One of Maine’s leading health insurers is hoping for a major victory before the U.S. Supreme Court in a case testing provisions of the Affordable Care Act.
Community Health Options of Lewiston was one of many insurers affected when payments it believed were guaranteed by the landmark law enacted under President Obama in 2010 were eliminated after Republicans assumed full control of Congress in 2015.
Prominent Washington, D.C., attorney Paul Clement argued for the insurers Dec. 10 in Maine Community Health Options v. United States.
Clement – a Maine native who has argued nearly 100 cases before the Supreme Court – minced no words about the government’s de-appropriation, calling it “a massive bait-and-switch.”
The program involved is called “risk corridors,” designed to attract insurers to underserved, but risky markets.
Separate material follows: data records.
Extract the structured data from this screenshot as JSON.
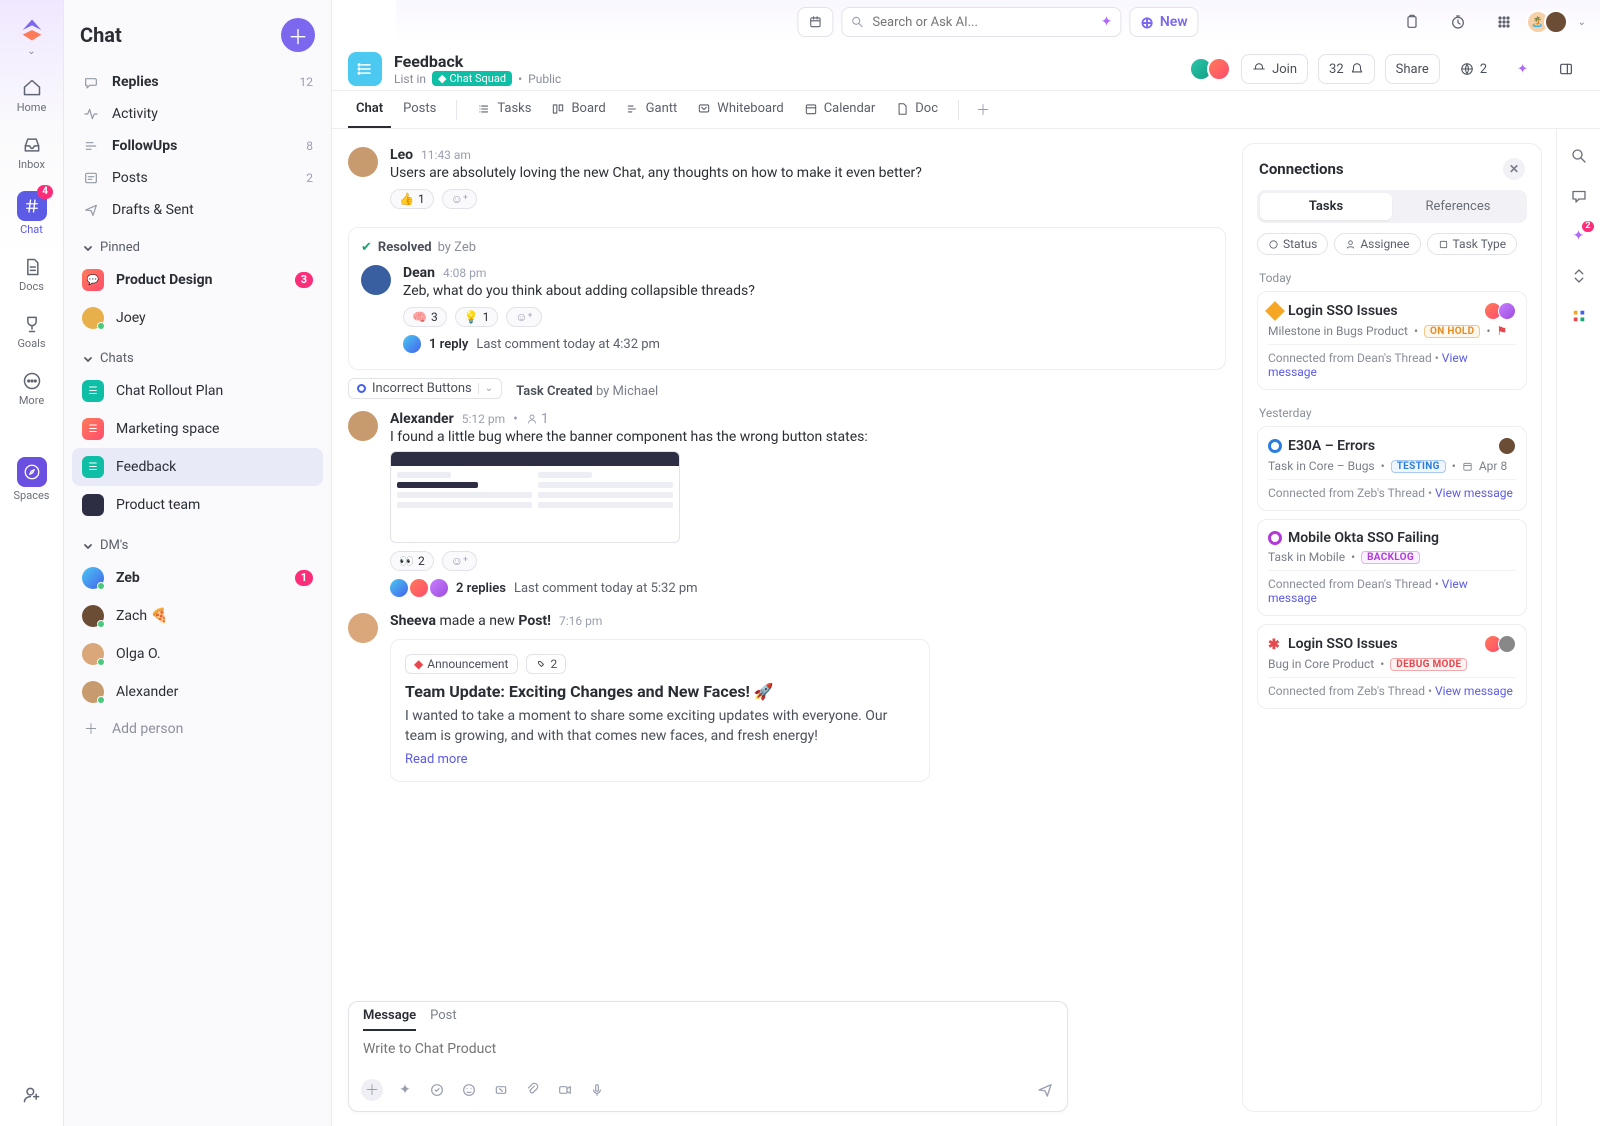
{
  "topbar": {
    "search_placeholder": "Search or Ask AI...",
    "new_label": "New"
  },
  "rail": {
    "items": [
      {
        "label": "Home",
        "icon": "home"
      },
      {
        "label": "Inbox",
        "icon": "inbox"
      },
      {
        "label": "Chat",
        "icon": "hash",
        "badge": "4",
        "active": true
      },
      {
        "label": "Docs",
        "icon": "doc"
      },
      {
        "label": "Goals",
        "icon": "trophy"
      },
      {
        "label": "More",
        "icon": "more"
      }
    ],
    "spaces_label": "Spaces"
  },
  "sidebar": {
    "title": "Chat",
    "top_items": [
      {
        "label": "Replies",
        "count": "12",
        "icon": "reply",
        "bold": true
      },
      {
        "label": "Activity",
        "icon": "activity"
      },
      {
        "label": "FollowUps",
        "count": "8",
        "icon": "followup",
        "bold": true
      },
      {
        "label": "Posts",
        "count": "2",
        "icon": "posts"
      },
      {
        "label": "Drafts & Sent",
        "icon": "drafts"
      }
    ],
    "pinned_label": "Pinned",
    "pinned": [
      {
        "label": "Product Design",
        "badge": "3"
      },
      {
        "label": "Joey"
      }
    ],
    "chats_label": "Chats",
    "chats": [
      {
        "label": "Chat Rollout Plan"
      },
      {
        "label": "Marketing space"
      },
      {
        "label": "Feedback",
        "active": true
      },
      {
        "label": "Product team"
      }
    ],
    "dms_label": "DM's",
    "dms": [
      {
        "label": "Zeb",
        "badge": "1",
        "bold": true
      },
      {
        "label": "Zach",
        "emoji": "🍕"
      },
      {
        "label": "Olga O."
      },
      {
        "label": "Alexander"
      }
    ],
    "add_person": "Add person"
  },
  "header": {
    "title": "Feedback",
    "list_in": "List in",
    "squad": "Chat Squad",
    "visibility": "Public",
    "join": "Join",
    "count": "32",
    "share": "Share",
    "guests": "2"
  },
  "views": [
    {
      "label": "Chat",
      "active": true
    },
    {
      "label": "Posts"
    },
    {
      "label": "Tasks",
      "icon": "list"
    },
    {
      "label": "Board",
      "icon": "board"
    },
    {
      "label": "Gantt",
      "icon": "gantt"
    },
    {
      "label": "Whiteboard",
      "icon": "whiteboard"
    },
    {
      "label": "Calendar",
      "icon": "calendar"
    },
    {
      "label": "Doc",
      "icon": "doc"
    }
  ],
  "messages": [
    {
      "author": "Leo",
      "time": "11:43 am",
      "text": "Users are absolutely loving the new Chat, any thoughts on how to make it even better?",
      "reactions": [
        {
          "emoji": "👍",
          "count": "1"
        }
      ]
    },
    {
      "resolved_by": "Zeb",
      "author": "Dean",
      "time": "4:08 pm",
      "text": "Zeb, what do you think about adding collapsible threads?",
      "reactions": [
        {
          "emoji": "🧠",
          "count": "3"
        },
        {
          "emoji": "💡",
          "count": "1"
        }
      ],
      "thread": {
        "replies": "1 reply",
        "meta": "Last comment today at 4:32 pm"
      }
    },
    {
      "task_chip": "Incorrect Buttons",
      "task_meta_label": "Task Created",
      "task_meta_by": "by Michael",
      "author": "Alexander",
      "time": "5:12 pm",
      "assigned": "1",
      "text": "I found a little bug where the banner component has the wrong button states:",
      "has_image": true,
      "reactions": [
        {
          "emoji": "👀",
          "count": "2"
        }
      ],
      "thread": {
        "replies": "2 replies",
        "meta": "Last comment today at 5:32 pm",
        "avatars": 3
      }
    }
  ],
  "post": {
    "author": "Sheeva",
    "verb": "made a new",
    "noun": "Post!",
    "time": "7:16 pm",
    "tag": "Announcement",
    "relation_count": "2",
    "title": "Team Update: Exciting Changes and New Faces! 🚀",
    "body": "I wanted to take a moment to share some exciting updates with everyone. Our team is growing, and with that comes new faces, and fresh energy!",
    "read_more": "Read more"
  },
  "composer": {
    "tabs": [
      "Message",
      "Post"
    ],
    "placeholder": "Write to Chat Product"
  },
  "connections": {
    "title": "Connections",
    "tabs": [
      "Tasks",
      "References"
    ],
    "filters": [
      "Status",
      "Assignee",
      "Task Type"
    ],
    "groups": [
      {
        "day": "Today",
        "cards": [
          {
            "icon": "diamond",
            "title": "Login SSO Issues",
            "sub": "Milestone in Bugs Product",
            "status": "ON HOLD",
            "status_cls": "onhold",
            "flag": true,
            "avatars": 2,
            "from": "Connected from Dean's Thread",
            "link": "View message"
          }
        ]
      },
      {
        "day": "Yesterday",
        "cards": [
          {
            "icon": "ring-blue",
            "title": "E30A – Errors",
            "sub": "Task in Core – Bugs",
            "status": "TESTING",
            "status_cls": "testing",
            "date": "Apr 8",
            "avatars": 1,
            "from": "Connected from Zeb's Thread",
            "link": "View message"
          },
          {
            "icon": "ring-purple",
            "title": "Mobile Okta SSO Failing",
            "sub": "Task in Mobile",
            "status": "BACKLOG",
            "status_cls": "backlog",
            "from": "Connected from Dean's Thread",
            "link": "View message"
          },
          {
            "icon": "bug",
            "title": "Login SSO Issues",
            "sub": "Bug in Core Product",
            "status": "DEBUG MODE",
            "status_cls": "debug",
            "avatars": 2,
            "from": "Connected from Zeb's Thread",
            "link": "View message"
          }
        ]
      }
    ]
  },
  "rrail_badge": "2"
}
If an insurer loses money, it’s supposed to be compensated by the federal government. But since 2015, no payments have been made.
Community Health Options – a charter member of the federal insurance exchange created by the ACA in 2014 – actually paid $2 million into the “risk corridors” fund that year, since it did better than expected on initial rates. Insurers experiencing losses were to be reimbursed by the federal treasury, and that didn’t happen.
Those losses are now substantial: $59 million for Community Health Options, and $12 billion for insurers nationwide. The Lewiston cooperative became the lead plaintiff in the insurers’ consolidated case.
But Justice Ruth Bader Ginsburg had a question for Clement: Even though the Affordable Care Act mandates that the government “shall pay” insurers, if it doesn’t, are insurers allowed to sue the government to recover losses?
Clement’s answer must have satisfied the justices, for the questioning soon honed in on the “shall pay” language, when Deputy Solicitor General Edwin Kneedler offered the government’s defense.
Justice Stephen Breyer employed a homely analogy that’s sometimes used in law school: Your windblown hat has gotten stuck at the top of a flagpole. If you tell someone you’ll pay them $10 to retrieve the hat, have you created a binding contract? Breyer made it clear to Kneedler he believed the insurers’ contract was equally binding.
As oral arguments ended, it seemed at least six justices, including Brett Kavanaugh and Chief Justice John Roberts, were inclined to favor the insurers, while only one – Samuel Alito – seemed to side with the government.
Kevin Lewis, Community Health Options president and chief executive officer, said it was a good day in court for the insurer, but he’s cautious about the effects. Even if the court rules in its favor, and the $59 million is paid, it won’t change things overnight.
“Our receivables are very high,” Lewis said, and it will take time before the company again considers expanding.
Community Health Options joined the New Hampshire exchange in 2015, but exited in 2017, in part – as Lewis acknowledged – because of the absence of the “risk corridors” payments. He was non-committal about going back, but did say, “A lot of our customers said they were sorry to see us go.”
Despite that setback, Lewis said the company has performed well. Its 2019 revenues, through the first three quarters, are $195 million, and it has 170 employees.
There are 37,000 policyholders/members, of which 11,000 are insured through small- and large-group plans, a portfolio that’s been growing. Still, “we need to concentrate capital” before deciding whether further growth is prudent, Lewis said.
Community Health Options was an immediate hit on the “Obamacare” exchange in 2014, gaining 80 percent of the business to just 20 percent for Anthem, the for-profit successor to Maine Blue Cross-Blue Shield. Since then, Harvard Pilgrim, another nonprofit, has joined the exchange, and the three insurers roughly split the pie, although Community Health Options still has the largest share – about 40 percent.
It’s also a survivor. Of 24 cooperatives created through the Affordable Care Act, only four endured. Lewis, who came from the primary-care field, not insurance, said the co-op has thrived because of its intense focus on customer service, and constantly improving policies.
Since Congress ultimately didn’t include a “public option” in the Affordable Care Act in 2010 – the House approved, but the Senate did not – the cooperatives are, in a sense, a legacy of Dirigo Health, which was Maine’s first attempt to broaden the market for individuals and small businesses.
Trish Riley, who designed that plan for Gov. John Baldacci in 2003, said the Community Health Options case raises similar issues.
Dirigo Health policies were originally offered by Anthem, which also repeatedly sued, unsuccessfully, against the program’s major funding source, an assessment on all health insurers. It was only near the end that Harvard Pilgrim assumed the Dirigo portfolio. Shortly thereafter, Gov. Paul LePage convinced lawmakers to repeal the program in 2011.
“But there was more to Dirigo than just a nonprofit insurer,” Riley said. She holds out hope for Gov. Janet Mills’ plan to create a Maine-based insurance exchange to replace the federal exchange the state has used since 2014.
“With the state setting the terms of enrollment, in addition to regulating rates,” she said, “it could be a real step toward improving coverage.”
Douglas Rooks has covered Maine issues for 35 years as a reporter, editorial writer, columnist and editor of Maine Times.